* Work to complete *
Reproduce all the data, character for character.

* Stored items from a collection *
......
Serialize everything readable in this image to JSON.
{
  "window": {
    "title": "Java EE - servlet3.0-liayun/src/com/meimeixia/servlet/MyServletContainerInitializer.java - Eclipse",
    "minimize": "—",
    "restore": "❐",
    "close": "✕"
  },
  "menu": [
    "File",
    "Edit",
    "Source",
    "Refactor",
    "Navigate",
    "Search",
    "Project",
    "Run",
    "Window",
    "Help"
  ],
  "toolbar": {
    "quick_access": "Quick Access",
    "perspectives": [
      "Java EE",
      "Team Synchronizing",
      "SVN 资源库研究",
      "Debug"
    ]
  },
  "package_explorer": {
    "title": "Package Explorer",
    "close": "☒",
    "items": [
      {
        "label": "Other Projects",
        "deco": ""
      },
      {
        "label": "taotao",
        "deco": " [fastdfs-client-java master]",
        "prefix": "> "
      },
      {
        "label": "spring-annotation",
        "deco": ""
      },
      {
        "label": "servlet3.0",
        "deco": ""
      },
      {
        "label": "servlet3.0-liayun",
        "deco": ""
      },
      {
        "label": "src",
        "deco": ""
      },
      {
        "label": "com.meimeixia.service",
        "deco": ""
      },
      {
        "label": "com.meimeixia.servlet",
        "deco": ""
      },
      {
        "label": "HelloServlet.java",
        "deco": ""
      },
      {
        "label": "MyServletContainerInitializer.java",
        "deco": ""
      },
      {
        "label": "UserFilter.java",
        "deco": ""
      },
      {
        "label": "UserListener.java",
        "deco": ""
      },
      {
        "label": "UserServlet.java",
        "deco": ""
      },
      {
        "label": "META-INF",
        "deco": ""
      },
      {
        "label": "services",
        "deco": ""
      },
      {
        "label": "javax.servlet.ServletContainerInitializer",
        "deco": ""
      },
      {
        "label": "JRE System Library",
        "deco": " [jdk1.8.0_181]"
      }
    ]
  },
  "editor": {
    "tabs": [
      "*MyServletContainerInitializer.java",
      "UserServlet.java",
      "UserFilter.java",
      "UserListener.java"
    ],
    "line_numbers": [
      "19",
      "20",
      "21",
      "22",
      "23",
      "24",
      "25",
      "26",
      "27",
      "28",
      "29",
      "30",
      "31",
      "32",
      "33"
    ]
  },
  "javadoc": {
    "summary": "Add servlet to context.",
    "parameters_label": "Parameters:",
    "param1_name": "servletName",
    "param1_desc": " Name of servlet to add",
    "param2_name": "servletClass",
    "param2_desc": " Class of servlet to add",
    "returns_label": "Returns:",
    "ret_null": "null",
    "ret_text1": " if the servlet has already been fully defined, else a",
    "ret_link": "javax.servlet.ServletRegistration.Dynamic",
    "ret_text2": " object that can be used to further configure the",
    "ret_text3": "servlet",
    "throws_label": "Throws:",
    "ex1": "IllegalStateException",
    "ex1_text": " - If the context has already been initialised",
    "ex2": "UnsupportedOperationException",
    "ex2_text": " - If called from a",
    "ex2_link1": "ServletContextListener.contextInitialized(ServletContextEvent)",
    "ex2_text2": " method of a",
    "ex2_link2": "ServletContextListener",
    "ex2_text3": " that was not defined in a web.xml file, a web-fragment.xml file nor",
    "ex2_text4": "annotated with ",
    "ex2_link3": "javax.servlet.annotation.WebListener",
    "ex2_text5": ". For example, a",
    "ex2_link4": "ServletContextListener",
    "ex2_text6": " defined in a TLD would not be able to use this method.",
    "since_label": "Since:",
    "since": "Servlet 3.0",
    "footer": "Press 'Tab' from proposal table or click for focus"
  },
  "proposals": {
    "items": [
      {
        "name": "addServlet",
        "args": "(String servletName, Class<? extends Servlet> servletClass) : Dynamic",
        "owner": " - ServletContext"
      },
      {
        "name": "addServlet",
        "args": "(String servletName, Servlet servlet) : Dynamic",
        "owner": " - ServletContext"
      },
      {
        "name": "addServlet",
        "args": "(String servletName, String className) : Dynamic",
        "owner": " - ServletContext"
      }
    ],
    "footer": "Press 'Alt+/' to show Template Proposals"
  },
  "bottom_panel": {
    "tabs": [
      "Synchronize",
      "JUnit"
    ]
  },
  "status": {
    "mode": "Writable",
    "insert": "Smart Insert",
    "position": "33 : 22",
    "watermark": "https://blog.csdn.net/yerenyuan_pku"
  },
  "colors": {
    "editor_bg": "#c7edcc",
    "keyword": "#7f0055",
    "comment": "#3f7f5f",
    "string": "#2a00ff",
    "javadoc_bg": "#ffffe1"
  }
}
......
* Reply *
Serialize everything readable in this image to JSON.
{
  "window": {
    "title": "Java EE - servlet3.0-liayun/src/com/meimeixia/servlet/MyServletContainerInitializer.java - Eclipse",
    "minimize": "—",
    "restore": "❐",
    "close": "✕"
  },
  "menu": [
    "File",
    "Edit",
    "Source",
    "Refactor",
    "Navigate",
    "Search",
    "Project",
    "Run",
    "Window",
    "Help"
  ],
  "toolbar": {
    "quick_access": "Quick Access",
    "perspectives": [
      "Java EE",
      "Team Synchronizing",
      "SVN 资源库研究",
      "Debug"
    ]
  },
  "package_explorer": {
    "title": "Package Explorer",
    "close": "☒",
    "items": [
      {
        "label": "Other Projects",
        "deco": ""
      },
      {
        "label": "taotao",
        "deco": " [fastdfs-client-java master]",
        "prefix": "> "
      },
      {
        "label": "spring-annotation",
        "deco": ""
      },
      {
        "label": "servlet3.0",
        "deco": ""
      },
      {
        "label": "servlet3.0-liayun",
        "deco": ""
      },
      {
        "label": "src",
        "deco": ""
      },
      {
        "label": "com.meimeixia.service",
        "deco": ""
      },
      {
        "label": "com.meimeixia.servlet",
        "deco": ""
      },
      {
        "label": "HelloServlet.java",
        "deco": ""
      },
      {
        "label": "MyServletContainerInitializer.java",
        "deco": ""
      },
      {
        "label": "UserFilter.java",
        "deco": ""
      },
      {
        "label": "UserListener.java",
        "deco": ""
      },
      {
        "label": "UserServlet.java",
        "deco": ""
      },
      {
        "label": "META-INF",
        "deco": ""
      },
      {
        "label": "services",
        "deco": ""
      },
      {
        "label": "javax.servlet.ServletContainerInitializer",
        "deco": ""
      },
      {
        "label": "JRE System Library",
        "deco": " [jdk1.8.0_181]"
      }
    ]
  },
  "editor": {
    "tabs": [
      "*MyServletContainerInitializer.java",
      "UserServlet.java",
      "UserFilter.java",
      "UserListener.java"
    ],
    "line_numbers": [
      "19",
      "20",
      "21",
      "22",
      "23",
      "24",
      "25",
      "26",
      "27",
      "28",
      "29",
      "30",
      "31",
      "32",
      "33"
    ]
  },
  "javadoc": {
    "summary": "Add servlet to context.",
    "parameters_label": "Parameters:",
    "param1_name": "servletName",
    "param1_desc": " Name of servlet to add",
    "param2_name": "servletClass",
    "param2_desc": " Class of servlet to add",
    "returns_label": "Returns:",
    "ret_null": "null",
    "ret_text1": " if the servlet has already been fully defined, else a",
    "ret_link": "javax.servlet.ServletRegistration.Dynamic",
    "ret_text2": " object that can be used to further configure the",
    "ret_text3": "servlet",
    "throws_label": "Throws:",
    "ex1": "IllegalStateException",
    "ex1_text": " - If the context has already been initialised",
    "ex2": "UnsupportedOperationException",
    "ex2_text": " - If called from a",
    "ex2_link1": "ServletContextListener.contextInitialized(ServletContextEvent)",
    "ex2_text2": " method of a",
    "ex2_link2": "ServletContextListener",
    "ex2_text3": " that was not defined in a web.xml file, a web-fragment.xml file nor",
    "ex2_text4": "annotated with ",
    "ex2_link3": "javax.servlet.annotation.WebListener",
    "ex2_text5": ". For example, a",
    "ex2_link4": "ServletContextListener",
    "ex2_text6": " defined in a TLD would not be able to use this method.",
    "since_label": "Since:",
    "since": "Servlet 3.0",
    "footer": "Press 'Tab' from proposal table or click for focus"
  },
  "proposals": {
    "items": [
      {
        "name": "addServlet",
        "args": "(String servletName, Class<? extends Servlet> servletClass) : Dynamic",
        "owner": " - ServletContext"
      },
      {
        "name": "addServlet",
        "args": "(String servletName, Servlet servlet) : Dynamic",
        "owner": " - ServletContext"
      },
      {
        "name": "addServlet",
        "args": "(String servletName, String className) : Dynamic",
        "owner": " - ServletContext"
      }
    ],
    "footer": "Press 'Alt+/' to show Template Proposals"
  },
  "bottom_panel": {
    "tabs": [
      "Synchronize",
      "JUnit"
    ]
  },
  "status": {
    "mode": "Writable",
    "insert": "Smart Insert",
    "position": "33 : 22",
    "watermark": "https://blog.csdn.net/yerenyuan_pku"
  },
  "colors": {
    "editor_bg": "#c7edcc",
    "keyword": "#7f0055",
    "comment": "#3f7f5f",
    "string": "#2a00ff",
    "javadoc_bg": "#ffffe1"
  }
}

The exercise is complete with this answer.